Cloud hosting provides a diverse variety of benefits for alternative investment firms. The cost of an on-premise platform far exceeds Cloud hosting. On premise hosting requires massive capital expenditure, such as hardware, rack space, and a significant increase in power usage. Installation also entails a long-term reliance on consultants and contractors in order to maintain the viability of the system.
On-premise hosting limits users’ data access to their main working site, which is detrimental to productivity on the road and operational continuity. Cloud hosting empowers users to share and update data on demand from any location, ensuring that users across the firm have optimal context for meetings, portfolio analysis, and investment decisions.
Alternative investment firms may be willing to forego those benefits for the sake of controlling their own security through dedicated hires and physical constructs, but Cloud hosting vendors typically provide more comprehensive security than an on-premise hosting setup when you consider the limitations of personnel and budget. Cloud software providers in the alternative investment space take on responsibility for all disaster recovery and business continuity. If the Cloud vendor’s server goes down for any reason, backup servers with the same data go live almost immediately to guarantee productivity loss is minimized. When using an on-premise setup, if the server fails, there is no recourse and users must wait for the problem to be resolved by the appointed contact amidst their other responsibilities.
Beyond platform failure, the top concern for alternative investment firms with their asset management software is the threat of being breached. This threat is best addressed by an organization that has the information security posture and personnel to actively monitor network and application usage – a Cloud-based provider employs a dedicated team and tool kit to do so. Cloud software providers are accountable for the security of their products, regularly participating in Service Organization Control (SOC) Type I and II audits to ensure that security procedures align with best practices in technical compliance. Cloud-based investment management software providers also regularly perform in-house and third-party penetration tests, in order to test the limits of the existing security measures and identify optimization opportunities. Carrying out these same-measures with an on-premise deployment would again require hiring expensive consultants, and there is no guarantee any implemented security can adjust to new threats. Cloud providers have the advantage of diluting information security costs across all clients, which enables providers to provide broader and better services.

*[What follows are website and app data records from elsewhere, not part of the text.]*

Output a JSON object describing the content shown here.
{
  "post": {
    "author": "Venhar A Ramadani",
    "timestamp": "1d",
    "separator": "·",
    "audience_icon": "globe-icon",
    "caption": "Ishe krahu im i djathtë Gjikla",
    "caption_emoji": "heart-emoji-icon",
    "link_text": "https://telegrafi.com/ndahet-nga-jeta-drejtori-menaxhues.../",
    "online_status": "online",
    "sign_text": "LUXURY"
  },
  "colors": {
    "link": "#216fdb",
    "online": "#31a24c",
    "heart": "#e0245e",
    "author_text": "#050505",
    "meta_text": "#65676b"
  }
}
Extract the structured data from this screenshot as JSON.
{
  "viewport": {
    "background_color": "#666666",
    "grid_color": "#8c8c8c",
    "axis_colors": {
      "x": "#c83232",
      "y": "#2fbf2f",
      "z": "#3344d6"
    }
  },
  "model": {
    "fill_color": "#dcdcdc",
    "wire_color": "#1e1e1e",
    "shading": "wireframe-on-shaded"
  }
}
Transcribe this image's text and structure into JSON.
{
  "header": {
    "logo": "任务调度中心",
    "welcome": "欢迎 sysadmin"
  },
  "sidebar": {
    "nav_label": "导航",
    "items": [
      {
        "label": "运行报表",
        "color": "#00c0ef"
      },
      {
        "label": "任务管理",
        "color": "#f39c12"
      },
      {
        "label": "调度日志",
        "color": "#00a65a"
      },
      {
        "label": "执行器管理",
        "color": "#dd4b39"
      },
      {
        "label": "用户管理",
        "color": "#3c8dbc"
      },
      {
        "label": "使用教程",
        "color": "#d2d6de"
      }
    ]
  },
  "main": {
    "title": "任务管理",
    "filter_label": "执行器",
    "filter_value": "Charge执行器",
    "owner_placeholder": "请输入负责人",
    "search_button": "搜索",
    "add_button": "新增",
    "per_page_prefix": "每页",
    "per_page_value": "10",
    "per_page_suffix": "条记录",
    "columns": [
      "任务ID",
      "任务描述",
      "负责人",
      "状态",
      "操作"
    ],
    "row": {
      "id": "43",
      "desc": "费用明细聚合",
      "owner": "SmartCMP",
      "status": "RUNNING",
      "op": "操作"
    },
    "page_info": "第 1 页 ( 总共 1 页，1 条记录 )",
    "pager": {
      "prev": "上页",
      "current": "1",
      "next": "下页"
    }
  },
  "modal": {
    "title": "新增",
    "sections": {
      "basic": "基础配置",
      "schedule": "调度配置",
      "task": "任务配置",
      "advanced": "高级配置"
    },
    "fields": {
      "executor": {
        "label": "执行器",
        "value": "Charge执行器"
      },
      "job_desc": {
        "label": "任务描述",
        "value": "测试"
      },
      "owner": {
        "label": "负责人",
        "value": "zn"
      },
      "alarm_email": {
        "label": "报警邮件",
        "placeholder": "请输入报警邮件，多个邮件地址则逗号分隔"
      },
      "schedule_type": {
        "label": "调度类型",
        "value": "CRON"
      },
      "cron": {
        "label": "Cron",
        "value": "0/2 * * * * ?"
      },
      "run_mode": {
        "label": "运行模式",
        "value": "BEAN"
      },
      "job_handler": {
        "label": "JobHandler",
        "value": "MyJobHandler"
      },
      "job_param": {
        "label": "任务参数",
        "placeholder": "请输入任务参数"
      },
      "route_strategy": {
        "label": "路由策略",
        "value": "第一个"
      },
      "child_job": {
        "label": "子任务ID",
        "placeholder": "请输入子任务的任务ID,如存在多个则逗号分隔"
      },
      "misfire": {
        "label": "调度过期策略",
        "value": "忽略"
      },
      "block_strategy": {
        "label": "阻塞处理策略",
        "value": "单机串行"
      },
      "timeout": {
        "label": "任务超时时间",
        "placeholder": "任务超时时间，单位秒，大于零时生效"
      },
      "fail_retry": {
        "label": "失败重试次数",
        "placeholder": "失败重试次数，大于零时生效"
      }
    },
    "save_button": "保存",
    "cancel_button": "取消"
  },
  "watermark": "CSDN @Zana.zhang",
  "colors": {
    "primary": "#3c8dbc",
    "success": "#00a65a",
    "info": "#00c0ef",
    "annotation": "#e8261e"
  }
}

General and limited partnerships seeking a secure solution for contact and portfolio data should engage in an in-depth dialogue with Cloud-based providers to identify the security measures that satisfy their needs. Many Cloud vendors offer flexible options that include the capability to encrypt data at rest and enact IP address restrictions. Cloud security is far more adaptable than on-premise software at a fraction of the cost.
Cybersecurity is a complex topic, and misinformation is still being treated as gospel in many facets of the alternative investment industry. Firms should apply the thorough due diligence to the technology selection process, and identify the steps needed to ensure their security and operations are poised to seamlessly adapt to evolving technology challenges.